During my undergraduate career, in one of the first education classes that I took, we learned a small amount about neuroscience and how the brain forms synapse when new information is taken in. Short-term memory is turned into long-term memory is turned into understanding. Knowing what you want your students to learn is one thing. But how will they actually learn it?
Considering the actual learning process is an important step when thinking about students and teaching. First, we have to consider how we define “learning”. Do we think of learning as remembering facts, or rather, a deep understanding of a topic? Most teachers would say that they strive for the latter. In the book How People Learn: Brain, Mind, Experience and School, learning is described as making connections to prior knowledge and understanding the relationships (Donovan & Bransford & Pellegrino, 2000, p. 9). So as described before, one brain synapse literally connects to another. There in lies the challenge of activating that background knowledge, making sure that knowledge is correct, and guiding students to making those lasting connections. These rich connections will then enable students to transfer their knowledge and understanding to other subject areas and problems (Donovan & Bransford & Pellegrino, 2000, p. 51).
It is critical for teachers to examine which methods will facilitate learning in the best way. In his article Why School? TED Ebook Author Rethinks Education When Information is Everywhere, blogger Jim Daily (2012) interviews author Will Richardson. Richardson explains that there is a shift from teachers being the conveyers of knowledge to being the facilitators of learning. “Schools were built on the fundamental premise that teachers and knowledge and information were scarce. That is no longer the reality” (Daily, 2012). Teachers should no longer expect to stand at the front of the class and lecture facts, but rather, provide the coaching and the tools that can enable students to find the information on their own. This mindset and practice puts kids in charge of their learning and the connections they are making. Running a learner-centered classroom hand in hand with the technology at our disposal can help foster metacognitive students who are positive digital citizens. (Daily, 2012).
In this new age of understanding learning combined with abundant and accessible information, educators should take a step back and consider the best 21st century way to teach and help students attain deep understanding a topic. When deep understanding is achieved and connections are understood, students are well on their way to mastering a topic. We refer to this as conditionalized knowledge. “Experts’ knowledge is ‘conditionalized’—it included a specification of the contexts in which it is useful” (Donovan & Bransford & Pellegrino, 2000, p. 43). Simply stated, conditionalized knowledge means that this understanding can be easily applied to any problem or question, at any time, without having to rack one’s brain. Donovan et al point out that many forms of curricula do not enable conditionalizing because they do not facilitate making connections to the material, “students will fail to conditionalized their knowledge because they know which chapter the problems can from and so automatically use this information to decide which concepts and forms are relevant” (Donovan & Bransford & Pellegrino, 2000, p. 43). Teachers must step up to supplement this missing piece of their curriculum.

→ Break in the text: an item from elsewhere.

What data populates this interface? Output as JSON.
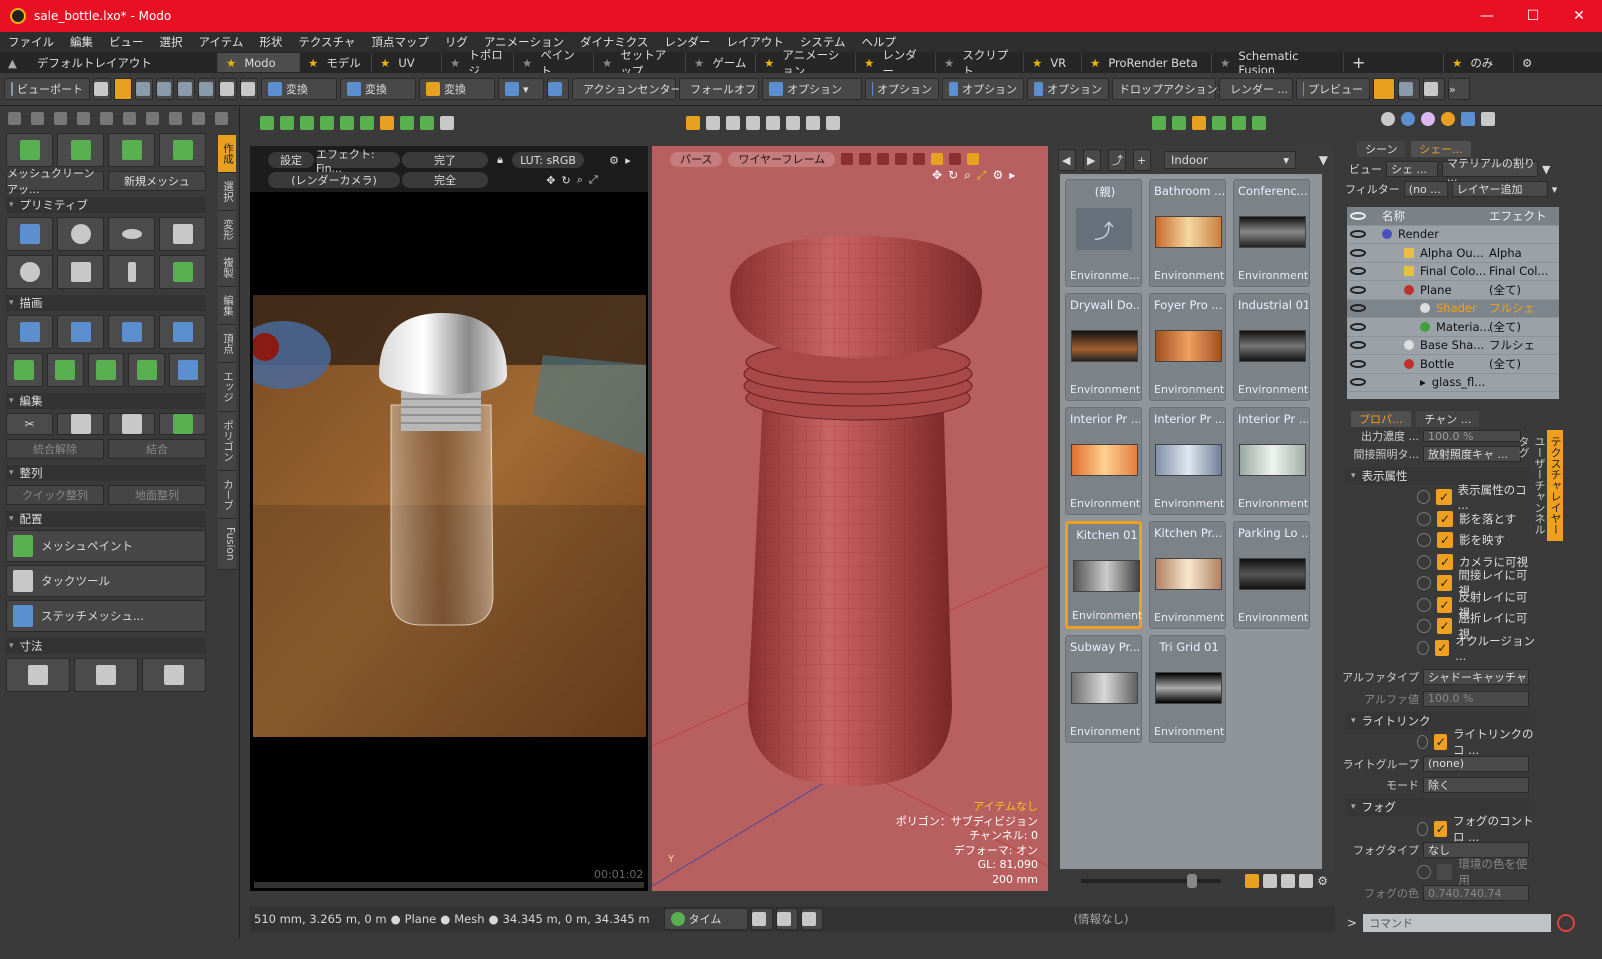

For example, teaching writing can prove difficult when students don’t have conditionalized knowledge about a writing technique. Let’s say that a 3rd grade teacher gives a lesson on how to write an accordion paragraph. That teacher then gives the students several activities over the next few days to practice writing an accordion paragraph. However, a few weeks later, the teacher notices that many of the students only write an accordion paragraph when required to do so. They do not apply their knowledge to writing at other times when “accordion paragraph” is not specified in the directions. It’s not that the students are lazy per say—it’s that their knowledge of writing an appropriate accordion paragraph is not conditionalized. They are not experts. They don’t know that this style of writing can be useful in all of their paragraphs. Having the understanding of an accordion paragraph and being able to write one when directed to do so makes these students novices. They can be called experts when they automatically apply their writing skill to any writing that they set out to do.
Technology is creating different types of learning, which means we need different types of teachers (Knobel & Lanksher, 2006). It’s key to remember that even though students interact with knowledge in different ways, the way they learn is still the same. Teachers need to keep in mind that even though students can create beautiful projects on the computer doesn’t mean that their knowledge is conditionalized. Facilitating metacognition and connecting those brain synapses remains of utmost importance, even if the means of achieving it are constantly changing.
Daily, J. (2012, September 14). Why School? TED ebook author rethinks education when information is everywhere. TED Blog. TED Blog: Further reading on ideas worth spreading. Retrieved June 30, 2013, from http://blog.ted.com/2012/09/14/why-school-ted-ebook-author-rethinks-education-when-information-is-everywhere/
Donovan, S., Bransford, J., & Pellegrino, J. (2000). How people learn: Brain, mind, experience and school. Washington, DC: National Academy Press. Retrieved from http://www.nap.edu/openbook.php?isbn=0309070368
Knobel, M. & Lankshear, C. (2006). Discussing New Literacies. Language Arts, 84(1), 78-86. Retrieved June 11, 2011, from Research Library Core. (Document ID: 1135586201).